- Exercise aim
Return each entry word for word. Leave the images out.

- Element data from apps and pages

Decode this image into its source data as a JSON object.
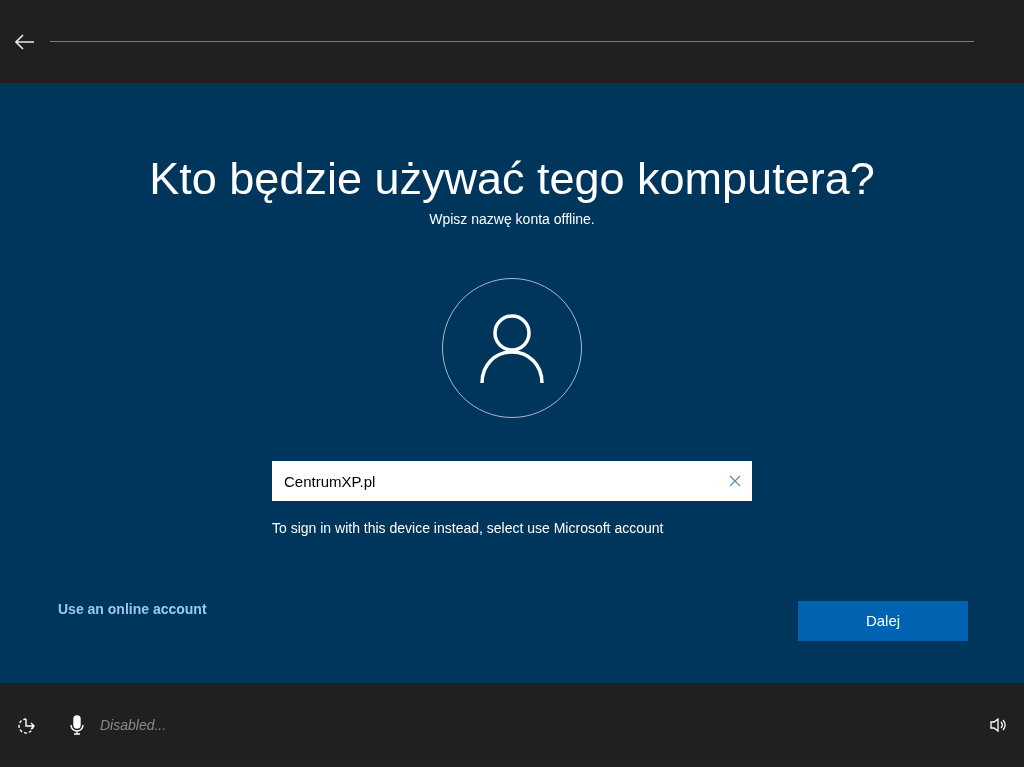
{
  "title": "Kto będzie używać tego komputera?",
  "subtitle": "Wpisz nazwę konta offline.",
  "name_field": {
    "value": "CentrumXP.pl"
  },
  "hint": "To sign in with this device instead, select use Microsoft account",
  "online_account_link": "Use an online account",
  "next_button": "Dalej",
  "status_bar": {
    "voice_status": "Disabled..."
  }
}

- Exercise output
Decode this image into its source data as a JSON object.
{
  "title": "Kto będzie używać tego komputera?",
  "subtitle": "Wpisz nazwę konta offline.",
  "name_field": {
    "value": "CentrumXP.pl"
  },
  "hint": "To sign in with this device instead, select use Microsoft account",
  "online_account_link": "Use an online account",
  "next_button": "Dalej",
  "status_bar": {
    "voice_status": "Disabled..."
  }
}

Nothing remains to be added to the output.